Astra-Zeneca warned Brussels last week the problems in Belgium meant the bloc would receive only a quarter of the 100million doses it had expected by April. Pictured: President of the European Commission Ursula von der Leyen attends the World Economic Forum (WEF) Virtual Event of the Davos Agenda on Tuesday

The resultant 75million shortfall in the first three months of this year has caused a major row between the two sides. Tensions rose when Astra chief Pascal Soriot told European newspapers in an interview on Tuesday that the supply schedule for the EU was not a ‘commitment’ but agreed as a ‘best effort’.

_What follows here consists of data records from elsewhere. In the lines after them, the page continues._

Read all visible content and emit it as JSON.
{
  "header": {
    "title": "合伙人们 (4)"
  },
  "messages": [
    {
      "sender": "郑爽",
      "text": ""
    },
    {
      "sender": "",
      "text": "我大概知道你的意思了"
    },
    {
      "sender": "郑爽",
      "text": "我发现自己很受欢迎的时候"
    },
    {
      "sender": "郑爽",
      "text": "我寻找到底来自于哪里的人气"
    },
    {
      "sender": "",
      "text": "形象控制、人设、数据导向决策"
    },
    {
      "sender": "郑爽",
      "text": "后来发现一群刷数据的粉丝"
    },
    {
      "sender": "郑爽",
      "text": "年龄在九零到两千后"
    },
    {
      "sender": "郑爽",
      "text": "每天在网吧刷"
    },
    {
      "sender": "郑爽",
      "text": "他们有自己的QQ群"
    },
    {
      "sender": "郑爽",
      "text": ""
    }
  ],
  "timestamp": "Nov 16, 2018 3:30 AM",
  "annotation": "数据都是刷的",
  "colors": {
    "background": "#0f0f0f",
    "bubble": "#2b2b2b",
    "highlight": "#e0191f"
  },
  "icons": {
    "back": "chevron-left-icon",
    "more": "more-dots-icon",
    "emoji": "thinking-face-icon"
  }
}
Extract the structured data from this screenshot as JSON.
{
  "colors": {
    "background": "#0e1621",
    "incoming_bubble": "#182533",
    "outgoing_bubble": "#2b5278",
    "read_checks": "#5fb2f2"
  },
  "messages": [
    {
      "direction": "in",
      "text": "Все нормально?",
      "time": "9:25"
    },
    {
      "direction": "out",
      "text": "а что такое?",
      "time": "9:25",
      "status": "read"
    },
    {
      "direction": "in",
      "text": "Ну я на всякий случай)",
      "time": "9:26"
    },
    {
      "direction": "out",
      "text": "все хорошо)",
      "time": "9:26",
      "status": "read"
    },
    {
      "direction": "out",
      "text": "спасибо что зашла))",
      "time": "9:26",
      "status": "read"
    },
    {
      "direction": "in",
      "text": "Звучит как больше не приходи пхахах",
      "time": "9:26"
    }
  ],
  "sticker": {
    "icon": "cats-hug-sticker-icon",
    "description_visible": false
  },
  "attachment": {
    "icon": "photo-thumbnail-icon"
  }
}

He said that as Brussels had signed its supply contract three months later than the UK it had left less time to sort out production ‘glitches’ at sites on the continent.

‘The contract with the UK was signed first and the UK, of course, said “You supply us first”, and this is fair enough,’ he added.

But yesterday, Miss Kyriakides flatly rejected the argument and demanded the vaccines being made in the UK for domestic use be exported to the EU.

EU officials have today demanded that Covid vaccines made in the UK be exported to Europe to help plug shortfalls in its own jabs roll-out, which is among the slowest in the world and is lagging well behind Britain

EU officials have today demanded that Covid vaccines made in the UK be exported to Europe to help plug shortfalls in its own jabs roll-out, which is among the slowest in the world and is lagging well behind Britain 

At a briefing in Brussels, she said: ‘There is no hierarchy of the factories. You are aware in the contracts there are four factories listed but it does not differentiate between the UK and Europe.

‘The UK factories are part of our advance purchase agreements and that is why they have to deliver.’ The commissioner said the EU was losing people to the pandemic every day, adding: ‘These are not numbers. They’re not statistics. These are persons with families with friends and colleagues that have been affected as well.

‘Pharmaceutical companies, vaccine developers, have moral societal and contractual responsibilities which they need to uphold. The view that the company is not obliged to deliver because we signed a best effort agreement is neither correct nor is it acceptable.

‘The 27 European Union member states are united that AstraZeneca needs to deliver on its commitments in our agreements.’

No EU can't have our jabs! Boris dismisses threat as Brussels bids to snatch 75m doses made in UK

Following talks with AstraZeneca last night, Miss Kyriakides tweeted: ‘We regret the continued lack of clarity on the delivery schedule and request a clear plan from AstraZeneca for the fast delivery of the quantity of vaccines that we reserved.’

Mr Liese said: ‘The BioNTech vaccine, which is only produced in Europe and has been produced with the aid of the German state and European Union money, has been shipped to the United Kingdom.

‘If there is anyone thinking that European citizens would accept that we give this high quality vaccine to the UK and would accept to be treated as second class by a UK-based company, I think that the only consequence can be immediately stopping the export of the BioNtech (vaccine) and then we are in the middle of a trade war.

‘So the company and the UK better think twice. When we see Europe is not treated well, not by the United States and not by the UK, then we have to show our weapons. ‘We need to tell the other companies in the world if we treat the Europeans as second class, you will suffer for this.’

Tory MP Peter Bone said the EU was trying to cover up for its incompetence.

He added: ‘The EU has acted in a disgraceful way, to say “We want to jump the UK because we are the EU and important” is unbelievable. Hands off our vaccine, there is no legal or moral right to have it.’

Mr Johnson said it would have been a ‘great pity’ if the UK had stayed in the EU’s vaccine programme rather than set up its own plan. ‘I do think that we’ve been able to do things differently, and better, in some ways,’ the Prime Minister told MPs.

More than a tenth of the UK population has received at least one dose of the coronavirus vaccine. This compares to just 1.75 per cent in France, 1.96 per cent in Germany, 2.50 per cent in Spain and 2.15 per cent in Italy. 

Source link

Back to top button
SoundCloud To Mp3